What is the optimal watering frequency for aloe plants?

The recommended watering frequency for aloe plants is once every two to three weeks, depending on the soil’s moisture levels. This ‘feast or famine’ routine, where the plant is watered thoroughly but then allowed to dry out, is often most beneficial.

Can I water my aloe plant daily?

No, daily watering is not advisable for aloe plants. Overwatering can lead to root rot and other problems. Always allow the soil to dry out completely between waterings.

How can I tell if my aloe plant is overwatered?

Signs of an overwatered aloe plant include brown, soft leaves, rotten roots, and leaf fall. If your aloe plant presents these symptoms, reduce the watering frequency immediately.

How can I rescue an overwatered aloe plant?

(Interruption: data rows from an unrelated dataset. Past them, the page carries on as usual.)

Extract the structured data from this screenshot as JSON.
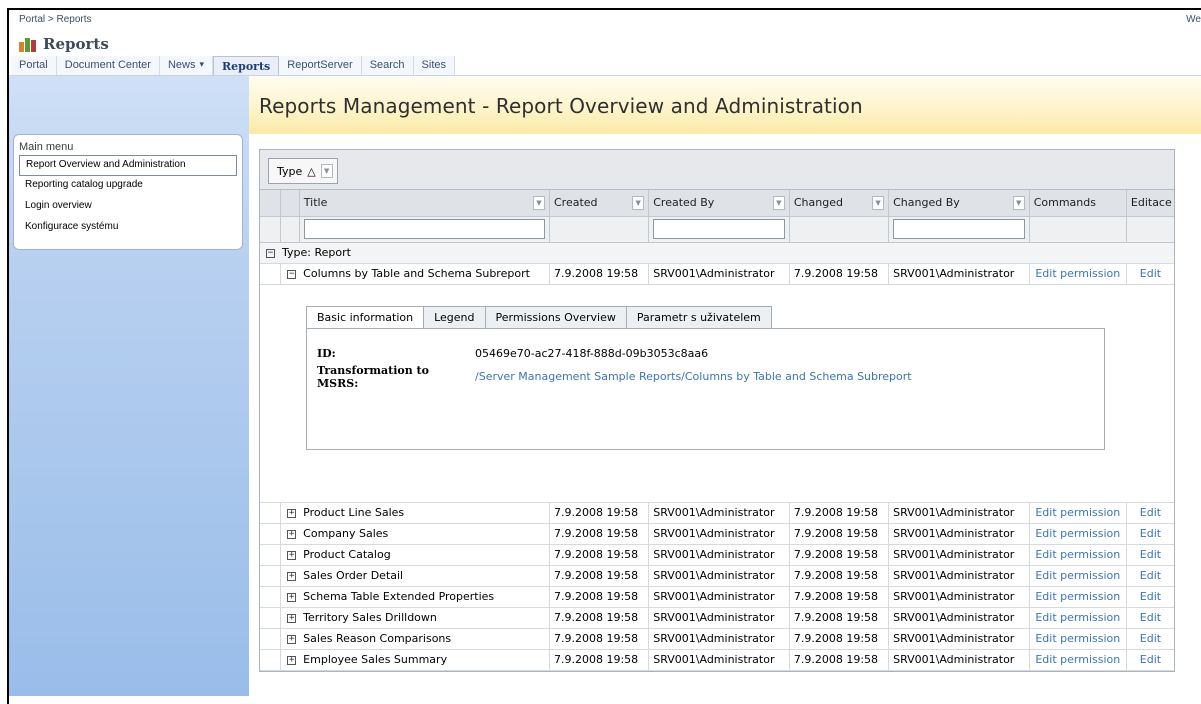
{
  "topbar": {
    "breadcrumb": "Portal > Reports",
    "welcome": "We"
  },
  "site": {
    "title": "Reports"
  },
  "nav": {
    "tabs": [
      {
        "label": "Portal"
      },
      {
        "label": "Document Center"
      },
      {
        "label": "News",
        "dropdown": "▾"
      },
      {
        "label": "Reports",
        "active": true
      },
      {
        "label": "ReportServer"
      },
      {
        "label": "Search"
      },
      {
        "label": "Sites"
      }
    ]
  },
  "sidebar": {
    "title": "Main menu",
    "items": [
      {
        "label": "Report Overview and Administration",
        "selected": true
      },
      {
        "label": "Reporting catalog upgrade"
      },
      {
        "label": "Login overview"
      },
      {
        "label": "Konfigurace systému"
      }
    ]
  },
  "page": {
    "title": "Reports Management - Report Overview and Administration"
  },
  "grid": {
    "group_chip": {
      "label": "Type",
      "sort": "△"
    },
    "columns": {
      "title": "Title",
      "created": "Created",
      "created_by": "Created By",
      "changed": "Changed",
      "changed_by": "Changed By",
      "commands": "Commands",
      "edit": "Editace"
    },
    "group": {
      "label": "Type: Report"
    },
    "expanded_row": {
      "title": "Columns by Table and Schema Subreport",
      "created": "7.9.2008 19:58",
      "created_by": "SRV001\\Administrator",
      "changed": "7.9.2008 19:58",
      "changed_by": "SRV001\\Administrator",
      "command": "Edit permission",
      "edit": "Edit"
    },
    "detail": {
      "tabs": [
        "Basic information",
        "Legend",
        "Permissions Overview",
        "Parametr s uživatelem"
      ],
      "id_label": "ID:",
      "id_value": "05469e70-ac27-418f-888d-09b3053c8aa6",
      "msrs_label_1": "Transformation to",
      "msrs_label_2": "MSRS:",
      "msrs_value": "/Server Management Sample Reports/Columns by Table and Schema Subreport"
    },
    "rows": [
      {
        "title": "Product Line Sales",
        "created": "7.9.2008 19:58",
        "created_by": "SRV001\\Administrator",
        "changed": "7.9.2008 19:58",
        "changed_by": "SRV001\\Administrator",
        "command": "Edit permission",
        "edit": "Edit"
      },
      {
        "title": "Company Sales",
        "created": "7.9.2008 19:58",
        "created_by": "SRV001\\Administrator",
        "changed": "7.9.2008 19:58",
        "changed_by": "SRV001\\Administrator",
        "command": "Edit permission",
        "edit": "Edit"
      },
      {
        "title": "Product Catalog",
        "created": "7.9.2008 19:58",
        "created_by": "SRV001\\Administrator",
        "changed": "7.9.2008 19:58",
        "changed_by": "SRV001\\Administrator",
        "command": "Edit permission",
        "edit": "Edit"
      },
      {
        "title": "Sales Order Detail",
        "created": "7.9.2008 19:58",
        "created_by": "SRV001\\Administrator",
        "changed": "7.9.2008 19:58",
        "changed_by": "SRV001\\Administrator",
        "command": "Edit permission",
        "edit": "Edit"
      },
      {
        "title": "Schema Table Extended Properties",
        "created": "7.9.2008 19:58",
        "created_by": "SRV001\\Administrator",
        "changed": "7.9.2008 19:58",
        "changed_by": "SRV001\\Administrator",
        "command": "Edit permission",
        "edit": "Edit"
      },
      {
        "title": "Territory Sales Drilldown",
        "created": "7.9.2008 19:58",
        "created_by": "SRV001\\Administrator",
        "changed": "7.9.2008 19:58",
        "changed_by": "SRV001\\Administrator",
        "command": "Edit permission",
        "edit": "Edit"
      },
      {
        "title": "Sales Reason Comparisons",
        "created": "7.9.2008 19:58",
        "created_by": "SRV001\\Administrator",
        "changed": "7.9.2008 19:58",
        "changed_by": "SRV001\\Administrator",
        "command": "Edit permission",
        "edit": "Edit"
      },
      {
        "title": "Employee Sales Summary",
        "created": "7.9.2008 19:58",
        "created_by": "SRV001\\Administrator",
        "changed": "7.9.2008 19:58",
        "changed_by": "SRV001\\Administrator",
        "command": "Edit permission",
        "edit": "Edit"
      }
    ]
  },
  "colors": {
    "link": "#3d74b3",
    "banner": "#fce9a7",
    "sidebar": "#99bde9"
  }
}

To save an overwatered aloe plant, reduce watering, improve soil drainage, and check for root rot. If root rot is present, remove the rotten parts and repot the plant in fresh, well-draining soil.

How can I prevent overwatering my aloe plants in the future?

To prevent overwatering, establish a routine of watering once every two to three weeks and allowing the soil to dry out completely between watering sessions. Regularly check the plant and soil for signs of distress and adjust as needed.